#### [What is needed]
Copy out each line of the data that includes the string "this".
Material provided below:
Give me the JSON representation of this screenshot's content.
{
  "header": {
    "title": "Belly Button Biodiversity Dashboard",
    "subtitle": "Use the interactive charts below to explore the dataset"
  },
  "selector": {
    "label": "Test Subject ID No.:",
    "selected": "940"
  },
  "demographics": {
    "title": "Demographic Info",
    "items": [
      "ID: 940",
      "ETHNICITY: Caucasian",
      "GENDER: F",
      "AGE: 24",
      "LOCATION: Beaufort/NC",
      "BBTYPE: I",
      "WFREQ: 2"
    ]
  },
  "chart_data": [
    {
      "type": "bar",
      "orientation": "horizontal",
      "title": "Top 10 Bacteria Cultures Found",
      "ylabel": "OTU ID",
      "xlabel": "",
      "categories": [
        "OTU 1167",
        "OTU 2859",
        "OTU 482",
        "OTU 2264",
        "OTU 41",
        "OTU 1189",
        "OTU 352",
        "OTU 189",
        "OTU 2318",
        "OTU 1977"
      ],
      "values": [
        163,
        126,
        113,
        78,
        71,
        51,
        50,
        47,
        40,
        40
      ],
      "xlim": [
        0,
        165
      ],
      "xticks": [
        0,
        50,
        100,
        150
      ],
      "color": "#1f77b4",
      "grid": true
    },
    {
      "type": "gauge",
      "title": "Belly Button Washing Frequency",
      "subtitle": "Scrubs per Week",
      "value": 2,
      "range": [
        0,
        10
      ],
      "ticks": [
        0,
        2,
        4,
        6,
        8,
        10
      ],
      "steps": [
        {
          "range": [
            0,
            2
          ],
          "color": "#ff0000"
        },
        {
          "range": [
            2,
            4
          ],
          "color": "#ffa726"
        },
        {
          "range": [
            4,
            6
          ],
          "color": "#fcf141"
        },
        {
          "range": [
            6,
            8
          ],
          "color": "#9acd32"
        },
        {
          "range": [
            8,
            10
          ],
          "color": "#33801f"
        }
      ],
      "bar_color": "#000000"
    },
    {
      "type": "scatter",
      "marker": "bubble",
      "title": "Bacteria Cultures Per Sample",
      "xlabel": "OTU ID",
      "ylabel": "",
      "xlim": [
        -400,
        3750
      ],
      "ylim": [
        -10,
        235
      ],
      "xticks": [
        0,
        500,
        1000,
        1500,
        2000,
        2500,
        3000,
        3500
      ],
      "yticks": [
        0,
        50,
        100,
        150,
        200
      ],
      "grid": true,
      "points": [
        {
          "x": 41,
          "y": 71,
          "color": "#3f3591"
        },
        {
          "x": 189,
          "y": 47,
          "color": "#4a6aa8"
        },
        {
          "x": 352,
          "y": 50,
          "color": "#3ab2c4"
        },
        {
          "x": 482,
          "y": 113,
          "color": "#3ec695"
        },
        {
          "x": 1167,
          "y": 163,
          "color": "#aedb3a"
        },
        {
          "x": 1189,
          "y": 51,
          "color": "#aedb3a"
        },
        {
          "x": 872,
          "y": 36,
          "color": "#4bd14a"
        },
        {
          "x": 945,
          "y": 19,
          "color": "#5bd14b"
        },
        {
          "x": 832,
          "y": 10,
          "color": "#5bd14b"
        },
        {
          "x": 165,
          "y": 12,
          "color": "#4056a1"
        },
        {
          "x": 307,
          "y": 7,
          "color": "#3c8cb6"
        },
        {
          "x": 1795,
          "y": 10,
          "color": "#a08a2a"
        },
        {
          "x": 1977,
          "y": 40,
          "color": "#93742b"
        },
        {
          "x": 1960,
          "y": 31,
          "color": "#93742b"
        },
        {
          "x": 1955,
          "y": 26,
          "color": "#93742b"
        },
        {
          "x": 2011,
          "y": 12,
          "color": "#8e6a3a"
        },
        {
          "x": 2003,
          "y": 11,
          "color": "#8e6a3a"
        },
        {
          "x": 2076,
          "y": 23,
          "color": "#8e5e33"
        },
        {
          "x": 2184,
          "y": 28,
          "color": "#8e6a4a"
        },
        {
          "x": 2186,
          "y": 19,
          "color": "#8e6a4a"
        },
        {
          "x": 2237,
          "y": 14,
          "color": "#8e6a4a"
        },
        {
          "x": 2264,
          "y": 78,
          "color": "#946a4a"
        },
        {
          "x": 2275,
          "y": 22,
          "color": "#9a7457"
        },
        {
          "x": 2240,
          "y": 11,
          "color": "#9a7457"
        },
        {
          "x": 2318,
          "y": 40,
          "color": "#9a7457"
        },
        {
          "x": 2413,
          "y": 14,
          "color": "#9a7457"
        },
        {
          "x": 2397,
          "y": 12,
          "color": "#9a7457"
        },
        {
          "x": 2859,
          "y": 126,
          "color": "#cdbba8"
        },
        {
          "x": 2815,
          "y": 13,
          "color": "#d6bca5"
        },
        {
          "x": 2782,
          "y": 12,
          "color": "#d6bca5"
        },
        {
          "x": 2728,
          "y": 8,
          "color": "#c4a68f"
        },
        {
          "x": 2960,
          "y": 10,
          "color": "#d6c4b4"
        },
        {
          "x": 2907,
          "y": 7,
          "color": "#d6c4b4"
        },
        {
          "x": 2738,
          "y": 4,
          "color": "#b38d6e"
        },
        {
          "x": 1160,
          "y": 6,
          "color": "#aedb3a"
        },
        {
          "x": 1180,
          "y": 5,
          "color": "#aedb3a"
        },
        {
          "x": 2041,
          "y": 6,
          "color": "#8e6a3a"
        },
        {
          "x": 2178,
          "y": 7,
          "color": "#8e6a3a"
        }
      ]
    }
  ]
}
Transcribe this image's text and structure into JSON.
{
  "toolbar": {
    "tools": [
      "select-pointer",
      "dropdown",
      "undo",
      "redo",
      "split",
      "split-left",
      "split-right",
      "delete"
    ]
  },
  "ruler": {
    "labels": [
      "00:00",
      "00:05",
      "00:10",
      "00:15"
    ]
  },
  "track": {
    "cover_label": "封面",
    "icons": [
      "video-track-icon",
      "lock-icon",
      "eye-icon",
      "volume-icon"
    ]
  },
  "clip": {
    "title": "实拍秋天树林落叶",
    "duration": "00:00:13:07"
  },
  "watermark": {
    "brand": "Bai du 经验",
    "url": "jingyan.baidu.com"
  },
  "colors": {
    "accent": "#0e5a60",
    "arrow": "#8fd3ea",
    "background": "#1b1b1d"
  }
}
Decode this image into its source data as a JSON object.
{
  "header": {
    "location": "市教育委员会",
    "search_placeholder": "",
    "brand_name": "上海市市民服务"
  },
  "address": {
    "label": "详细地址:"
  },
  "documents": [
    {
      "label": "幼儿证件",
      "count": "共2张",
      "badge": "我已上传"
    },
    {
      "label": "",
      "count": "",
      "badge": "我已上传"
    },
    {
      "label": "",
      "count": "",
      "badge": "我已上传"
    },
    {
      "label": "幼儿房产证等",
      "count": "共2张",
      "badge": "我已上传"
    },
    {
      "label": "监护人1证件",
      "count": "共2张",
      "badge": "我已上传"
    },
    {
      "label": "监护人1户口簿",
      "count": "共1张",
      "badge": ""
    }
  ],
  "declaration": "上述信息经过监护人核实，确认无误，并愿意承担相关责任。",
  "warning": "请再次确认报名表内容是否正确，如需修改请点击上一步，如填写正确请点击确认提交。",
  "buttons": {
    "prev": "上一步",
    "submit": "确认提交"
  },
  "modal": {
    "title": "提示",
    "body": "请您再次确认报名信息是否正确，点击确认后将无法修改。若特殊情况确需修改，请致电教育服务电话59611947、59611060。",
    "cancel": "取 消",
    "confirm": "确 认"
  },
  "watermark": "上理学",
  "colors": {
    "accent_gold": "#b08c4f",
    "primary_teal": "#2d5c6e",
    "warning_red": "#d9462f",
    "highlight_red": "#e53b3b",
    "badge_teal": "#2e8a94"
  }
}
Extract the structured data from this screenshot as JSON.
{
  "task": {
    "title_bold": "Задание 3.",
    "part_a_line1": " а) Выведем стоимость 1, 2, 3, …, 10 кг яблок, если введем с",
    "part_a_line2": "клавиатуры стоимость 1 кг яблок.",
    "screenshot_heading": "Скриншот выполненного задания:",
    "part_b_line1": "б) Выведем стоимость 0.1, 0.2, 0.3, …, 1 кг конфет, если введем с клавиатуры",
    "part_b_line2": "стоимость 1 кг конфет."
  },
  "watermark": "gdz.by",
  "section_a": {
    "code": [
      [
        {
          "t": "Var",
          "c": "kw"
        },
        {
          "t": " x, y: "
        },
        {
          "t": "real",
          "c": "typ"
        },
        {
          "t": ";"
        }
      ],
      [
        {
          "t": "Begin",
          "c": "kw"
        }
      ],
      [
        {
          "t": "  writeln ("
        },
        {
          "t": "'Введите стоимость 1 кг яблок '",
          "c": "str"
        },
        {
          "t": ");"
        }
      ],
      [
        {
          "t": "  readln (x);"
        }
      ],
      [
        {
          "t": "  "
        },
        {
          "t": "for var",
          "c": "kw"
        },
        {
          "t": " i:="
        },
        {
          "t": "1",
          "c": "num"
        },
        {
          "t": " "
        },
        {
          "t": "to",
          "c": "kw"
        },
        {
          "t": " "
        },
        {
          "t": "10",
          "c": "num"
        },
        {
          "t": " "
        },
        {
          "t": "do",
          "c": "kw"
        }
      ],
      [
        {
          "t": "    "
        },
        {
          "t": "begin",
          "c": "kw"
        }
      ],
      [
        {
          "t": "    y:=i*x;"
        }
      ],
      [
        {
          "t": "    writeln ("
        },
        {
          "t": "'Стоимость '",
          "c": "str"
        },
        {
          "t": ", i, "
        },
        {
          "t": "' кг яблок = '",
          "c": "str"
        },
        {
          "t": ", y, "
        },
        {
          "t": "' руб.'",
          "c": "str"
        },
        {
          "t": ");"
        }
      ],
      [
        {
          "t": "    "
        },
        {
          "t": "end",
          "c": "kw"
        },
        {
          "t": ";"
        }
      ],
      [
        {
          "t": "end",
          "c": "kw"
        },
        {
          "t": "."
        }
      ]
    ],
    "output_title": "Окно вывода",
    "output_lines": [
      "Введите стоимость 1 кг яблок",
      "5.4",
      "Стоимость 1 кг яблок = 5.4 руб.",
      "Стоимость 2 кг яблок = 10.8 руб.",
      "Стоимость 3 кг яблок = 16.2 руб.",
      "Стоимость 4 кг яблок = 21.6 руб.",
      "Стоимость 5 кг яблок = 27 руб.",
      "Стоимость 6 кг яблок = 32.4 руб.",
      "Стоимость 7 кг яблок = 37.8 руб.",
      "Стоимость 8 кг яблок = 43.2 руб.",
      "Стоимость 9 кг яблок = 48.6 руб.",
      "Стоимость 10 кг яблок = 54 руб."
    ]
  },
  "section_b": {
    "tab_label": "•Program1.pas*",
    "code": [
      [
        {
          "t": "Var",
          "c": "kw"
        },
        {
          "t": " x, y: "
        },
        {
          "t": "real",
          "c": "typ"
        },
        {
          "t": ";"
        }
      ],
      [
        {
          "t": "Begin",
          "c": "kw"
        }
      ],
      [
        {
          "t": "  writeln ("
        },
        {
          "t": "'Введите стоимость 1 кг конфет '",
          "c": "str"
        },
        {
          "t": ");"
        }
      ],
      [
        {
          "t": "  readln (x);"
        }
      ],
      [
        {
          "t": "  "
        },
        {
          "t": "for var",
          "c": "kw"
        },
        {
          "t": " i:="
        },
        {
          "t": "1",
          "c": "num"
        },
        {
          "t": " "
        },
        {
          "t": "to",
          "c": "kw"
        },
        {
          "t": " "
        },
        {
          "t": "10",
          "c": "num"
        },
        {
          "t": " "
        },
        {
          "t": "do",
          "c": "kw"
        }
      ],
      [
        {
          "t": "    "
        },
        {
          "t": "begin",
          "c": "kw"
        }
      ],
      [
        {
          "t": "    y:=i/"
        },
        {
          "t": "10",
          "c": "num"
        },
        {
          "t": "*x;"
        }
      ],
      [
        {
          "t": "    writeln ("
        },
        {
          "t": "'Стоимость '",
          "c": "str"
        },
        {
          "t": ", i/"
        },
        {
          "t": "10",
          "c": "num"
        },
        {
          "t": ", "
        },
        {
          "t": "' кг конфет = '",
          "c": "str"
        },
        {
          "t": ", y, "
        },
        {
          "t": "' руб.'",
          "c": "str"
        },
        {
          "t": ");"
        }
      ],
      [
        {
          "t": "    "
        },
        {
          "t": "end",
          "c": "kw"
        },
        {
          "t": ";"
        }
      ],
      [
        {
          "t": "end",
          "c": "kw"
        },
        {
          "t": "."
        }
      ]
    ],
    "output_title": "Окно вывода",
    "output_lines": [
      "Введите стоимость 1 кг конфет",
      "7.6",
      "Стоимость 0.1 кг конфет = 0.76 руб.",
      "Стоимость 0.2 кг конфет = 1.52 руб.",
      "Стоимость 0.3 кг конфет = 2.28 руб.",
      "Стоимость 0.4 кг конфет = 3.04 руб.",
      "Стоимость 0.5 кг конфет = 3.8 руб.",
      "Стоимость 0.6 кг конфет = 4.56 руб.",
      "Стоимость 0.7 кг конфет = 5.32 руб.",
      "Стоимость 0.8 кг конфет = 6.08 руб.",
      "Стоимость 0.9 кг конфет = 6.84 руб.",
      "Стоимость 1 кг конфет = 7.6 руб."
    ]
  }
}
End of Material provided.
#### [Problem solution]
Give me the JSON representation of this screenshot's content.
Transcribe this image's text and structure into JSON.
Decode this image into its source data as a JSON object.
Extract the structured data from this screenshot as JSON.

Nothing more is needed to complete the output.